We always suggest starting with a very loose definition of the brief: to describe the needs rather than the solutions. This will allow us to begin with first principles and challenge your assumptions on the space you know so well.
There will inevitably be a tension between brief and budget, which should be addressed early on. We recommend the first thing that needs to be defined is the project budget, as different factors will have various interpretations. For example your builders will refer to the works’ net cost (which is their part of the works), excluding VAT, finishes, fees, fittings. Consultants, including architects, will often refer to net construction cost (excluding VAT and fees.)
You will need to know the 'real' cost, so you can know how much money will be needed each month to pay for the work. We agree with clients, we always try to clarify the total costs, so there are no unexpected surprises, and always work hard to reduce the gap between brief and budget.
When setting the budget, we suggest that you think of a sum that you are comfortable investing in your project. The construction process can be stressful, and we should avoid adding additional pressure to financial restrictions. It is also helpful to keep at the back of your mind (but not too far) a 5% contingency to cover unexpected expenses.
All the costs at a glance Let’s assume we are discussing a £100k project. The builder will think you have £100k + VAT to spend on the works. On top of that, you should have at least £20k for finishes and fittings, and £18k for fees. Finally, let’s assume a 4% contingency (you decide at some stage that you want to paint an extra couple of rooms). If the project were a loft conversion and interior refurbishment work, the money leaving your bank account would be 70% more than the initial “budget”. net cost of works.

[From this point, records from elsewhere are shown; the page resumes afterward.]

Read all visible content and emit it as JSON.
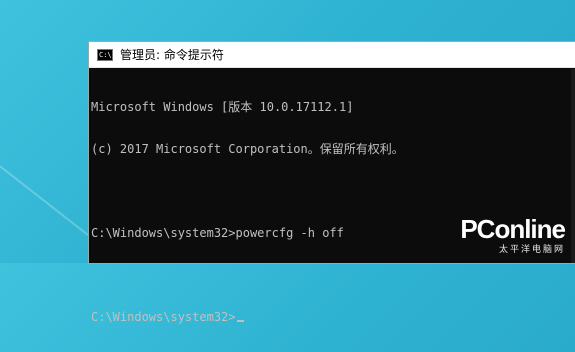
{
  "window": {
    "title": "管理员: 命令提示符",
    "icon": "cmd-icon",
    "icon_text": "C:\\"
  },
  "console": {
    "lines": [
      "Microsoft Windows [版本 10.0.17112.1]",
      "(c) 2017 Microsoft Corporation。保留所有权利。",
      "",
      "C:\\Windows\\system32>powercfg -h off",
      "",
      "C:\\Windows\\system32>"
    ]
  },
  "watermark": {
    "brand": "PConline",
    "sub": "太平洋电脑网"
  },
  "colors": {
    "desktop": "#2fb3d2",
    "console_bg": "#0c0c0c",
    "console_text": "#c0c0c0"
  }
}
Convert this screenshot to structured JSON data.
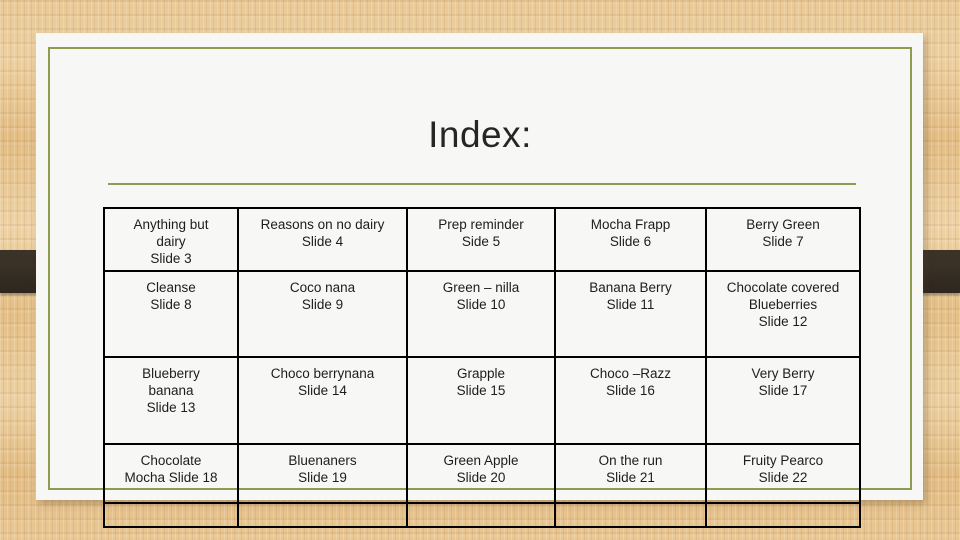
{
  "slide": {
    "title": "Index:",
    "theme": {
      "accent_olive": "#8d9c51",
      "sheet_background": "#f7f7f5",
      "desk_wood": "#e6c28d",
      "edge_bar": "#3a3127",
      "table_border": "#000000",
      "text": "#1d1d1d"
    }
  },
  "index_table": {
    "columns": 5,
    "rows": [
      {
        "cells": [
          {
            "lines": [
              "Anything but",
              "dairy",
              "Slide 3"
            ]
          },
          {
            "lines": [
              "Reasons on no dairy",
              "Slide 4"
            ]
          },
          {
            "lines": [
              "Prep reminder",
              "Side 5"
            ]
          },
          {
            "lines": [
              "Mocha Frapp",
              "Slide 6"
            ]
          },
          {
            "lines": [
              "Berry Green",
              "Slide 7"
            ]
          }
        ]
      },
      {
        "cells": [
          {
            "lines": [
              "Cleanse",
              "Slide 8"
            ]
          },
          {
            "lines": [
              "Coco nana",
              "Slide 9"
            ]
          },
          {
            "lines": [
              "Green – nilla",
              "Slide 10"
            ]
          },
          {
            "lines": [
              "Banana Berry",
              "Slide 11"
            ]
          },
          {
            "lines": [
              "Chocolate covered",
              "Blueberries",
              "Slide 12"
            ]
          }
        ]
      },
      {
        "cells": [
          {
            "lines": [
              "Blueberry",
              "banana",
              "Slide 13"
            ]
          },
          {
            "lines": [
              "Choco berrynana",
              "Slide 14"
            ]
          },
          {
            "lines": [
              "Grapple",
              "Slide 15"
            ]
          },
          {
            "lines": [
              "Choco –Razz",
              "Slide 16"
            ]
          },
          {
            "lines": [
              "Very Berry",
              "Slide 17"
            ]
          }
        ]
      },
      {
        "cells": [
          {
            "lines": [
              "Chocolate",
              "Mocha Slide 18"
            ]
          },
          {
            "lines": [
              "Bluenaners",
              "Slide 19"
            ]
          },
          {
            "lines": [
              "Green Apple",
              "Slide 20"
            ]
          },
          {
            "lines": [
              "On the run",
              "Slide 21"
            ]
          },
          {
            "lines": [
              "Fruity Pearco",
              "Slide 22"
            ]
          }
        ]
      },
      {
        "cells": [
          {
            "lines": []
          },
          {
            "lines": []
          },
          {
            "lines": []
          },
          {
            "lines": []
          },
          {
            "lines": []
          }
        ]
      }
    ]
  }
}
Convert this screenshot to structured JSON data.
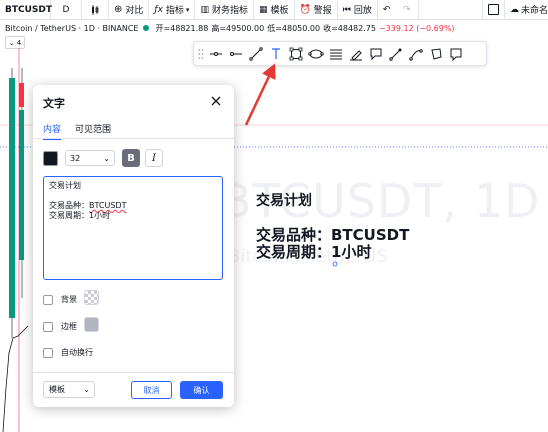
{
  "topbar": {
    "symbol": "BTCUSDT",
    "interval": "D",
    "compare": "对比",
    "indicators": "指标",
    "financials": "财务指标",
    "templates": "模板",
    "alert": "警报",
    "replay": "回放",
    "unnamed": "未命名"
  },
  "infobar": {
    "pair": "Bitcoin / TetherUS · 1D · BINANCE",
    "open": "开=48821.88",
    "high": "高=49500.00",
    "low": "低=48050.00",
    "close": "收=48482.75",
    "change": "−339.12 (−0.69%)"
  },
  "collapse_label": "⌄ 4",
  "chart": {
    "text_line1": "交易计划",
    "text_line2": "交易品种：BTCUSDT",
    "text_line3": "交易周期：1小时",
    "watermark": "BTCUSDT, 1D",
    "watermark_sub": "Bitcoin / TetherUS",
    "colors": {
      "up": "#089981",
      "down": "#f23645",
      "accent": "#2962ff"
    }
  },
  "toolbar": {
    "icons": [
      "drag-handle-icon",
      "horizontal-ray-icon",
      "horizontal-line-icon",
      "trend-line-icon",
      "text-tool-icon",
      "rectangle-icon",
      "ellipse-icon",
      "lines-icon",
      "brush-icon",
      "callout-icon",
      "arrow-marker-icon",
      "path-icon",
      "polygon-icon",
      "note-icon"
    ]
  },
  "dialog": {
    "title": "文字",
    "tab_content": "内容",
    "tab_visibility": "可见范围",
    "font_size": "32",
    "bold_label": "B",
    "italic_label": "I",
    "text_line1": "交易计划",
    "text_line2_prefix": "交易品种：",
    "text_line2_value": "BTCUSDT",
    "text_line3": "交易周期：1小时",
    "background_label": "背景",
    "border_label": "边框",
    "wrap_label": "自动换行",
    "template_label": "模板",
    "cancel_label": "取消",
    "ok_label": "确认"
  }
}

In the case of a rear extension, the difference is even starker. The builder would have quoted £100k for the construction works, but the final cost will be more like double that.
This is just a guide, all the figures can change based on the exact type of project: for example the cost of a kitchen can vary greatly, the joinery, and bathrooms will increase or reduce the divide between the contractors’ cost and the final expense. We find that the best way to determine the client’s construction budget is to start from the final sum they are comfortable spending and working backwards from there to determine the figures that builders and other consultants will understand. In case of the loft conversion, we would work our way back from the client’s budget £150,000 to the maximum we should spend on the building works is anywhere between £88k and £68k. I hope this has helped your understanding of the 'real' cost of a project, if you would like to discuss a potential project with us do get in touch, we would be happy to talk about it and we also provide an estimation service that allows us to gauge the project’s cost from the very early stages.